Then she dropped her head, picked up her pen and busied herself writing something down. The whole class was stunned silent for a moment.
And her words have stayed with me because she summed up, so concisely, one the reasons I have always read so voraciously. It makes me think I can survive. And it gives me a bruised and bleeding hope that people I love can too.
I’m sorry that my introduction to J.H. Moncrieff isn’t cheerier—but I do sincerely hope you’ll pick up her novella, whether it’s just for a thrill and escape, or whether you have something you wish to forget for a bit, or even if you, like me, have your own demons you’re wrestling with right now.
In a weird coincidence with my thinking about why I write and read, when I was chatting with Holli earlier this month about her book, I asked her if she’d care to share what draws her to horror as a reader and a writer. Here are her thoughts.
J.H. Moncrieff loves scaring people with her books, and she blogs about the supernatural, the creepy, and the mysterious on Tuesdays and Wednesdays. In her “spare” time, J.H. travels to exotic locales, advocates for animal rights, and practices Muay Thai kickboxing.
Once I learned to read, I couldn’t stop. I was a veritable book addict, and pretty soon I’d worked my way through the children’s section at my local library.
My mom was a reader as well, and her collection kept me going. I loved it all—racy Sidney Sheldon mysteries, A Tree Grows in Brooklyn, Rosemary’s Baby, even her Jackie Collins bodice rippers. I read anything I could get my hands on, and one thing I’ll say for my mom—she never censored what I read.
In spite of the presence of Rosemary’s Baby on her bookshelves, she claimed to hate horror. It was strange, then, to find a few Stephen King paperbacks among several garbage bags full of books that were hidden under the basement stairs.
I’d always been titillated by scary stories—there was something irresistible about reading books and watching movies that were considered “off limits” for someone my age. Who can resist the forbidden?
Mom claimed not to know where the paperbacks had come from, but as usual, she didn’t care if I read them. So my very first King experience was Different Seasons, and I couldn’t have chosen a better book. Rita Hayworth and the Shawshank Redemption…Apt Pupil…The Body. They are still some of the finest stories I’ve ever read.
From that moment on, I was hooked. My first published story was about a vampire who ran around devouring everything (I’d recently learned the word ‘devour’ and loved it.) As an adult, I initially preferred to write mysteries and psychological suspense, but all my novels had one thing in common—they were dark. Very dark. I decided to embrace the darkness.
Done well, horror can make us question our preconceived ideas. It presents the worst-case scenario so we can think about how we’d deal with the same situation. A thrilling horror story will grab us and hypnotize us, forcing us to turn page after page until it’s finished. (I’ve lost many nights of sleep to Stephen King.) And there are no guarantees with this genre—horror writers never promise their readers a happily ever after.

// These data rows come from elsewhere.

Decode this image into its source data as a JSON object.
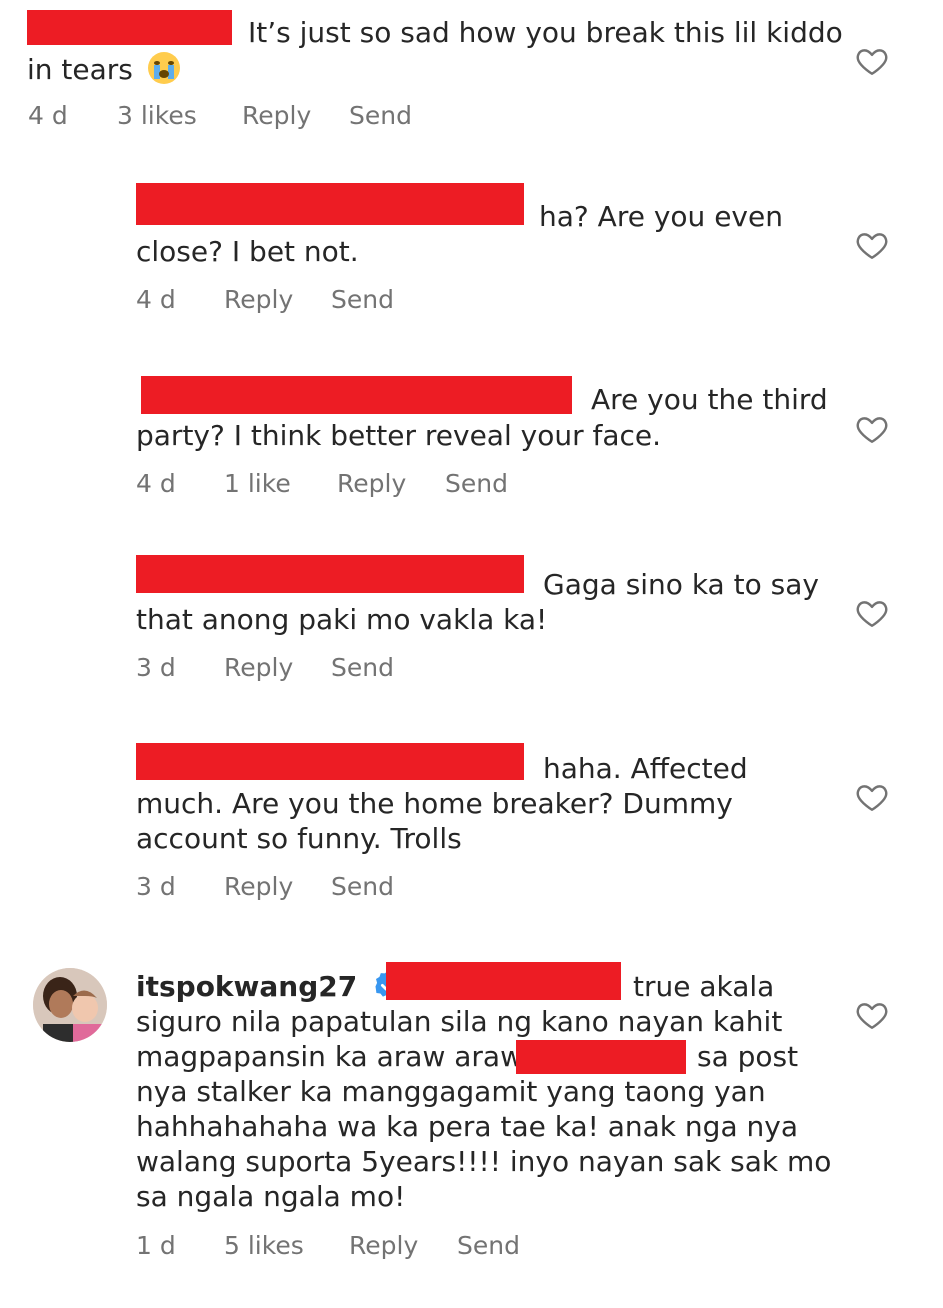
{
  "comments": [
    {
      "line1": "It’s just so sad how you break this lil kiddo",
      "line2": "in tears",
      "time": "4 d",
      "likes": "3 likes",
      "reply": "Reply",
      "send": "Send"
    },
    {
      "line1": "ha? Are you even",
      "line2": "close? I bet not.",
      "time": "4 d",
      "reply": "Reply",
      "send": "Send"
    },
    {
      "line1": "Are you the third",
      "line2": "party?  I think better reveal your face.",
      "time": "4 d",
      "likes": "1 like",
      "reply": "Reply",
      "send": "Send"
    },
    {
      "line1": "Gaga sino ka to say",
      "line2": "that anong paki mo vakla ka!",
      "time": "3 d",
      "reply": "Reply",
      "send": "Send"
    },
    {
      "line1": "haha. Affected",
      "line2": "much. Are you the home breaker?  Dummy",
      "line3": "account so funny.  Trolls",
      "time": "3 d",
      "reply": "Reply",
      "send": "Send"
    },
    {
      "username": "itspokwang27",
      "line1": "true akala",
      "line2": "siguro nila papatulan sila ng kano nayan kahit",
      "line3a": "magpapansin ka araw araw",
      "line3b": "sa post",
      "line4": "nya stalker ka manggagamit yang taong yan",
      "line5": "hahhahahaha wa ka pera tae ka! anak nga nya",
      "line6": "walang suporta 5years!!!! inyo nayan sak sak mo",
      "line7": "sa ngala ngala mo!",
      "time": "1 d",
      "likes": "5 likes",
      "reply": "Reply",
      "send": "Send"
    }
  ],
  "icons": {
    "heart": "heart-outline-icon",
    "verified": "verified-badge-icon",
    "emoji": "crying-face-emoji-icon"
  },
  "colors": {
    "redaction": "#ed1c24",
    "verified": "#3897f0",
    "text": "#262626",
    "meta": "#737373"
  }
}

Sadly, there is quite a bit of crap cluttering the genre, and it’s given horror a bad name. But there are writers who grew up reading the masters, who truly love horror, and who are determined to keep elevating the genre. So within all this darkness, there is hope. [Emphasis mine.]
Her newest release is The Bear Who Wouldn’t Leave:
Still grieving the untimely death of his dad, ten-year-old Josh Leary is reluctant to accept a well-worn teddy bear from his new stepfather. He soon learns he was right to be wary. Edgar is no ordinary toy, and he doesn’t like being rejected. When Josh banishes him to the closet, terrible things happen.
Desperate to be rid of the bear, Josh engages the help of a friend. As the boys’ efforts rebound on them with horrifying results, Josh is forced to accept the truth — Edgar will always get even.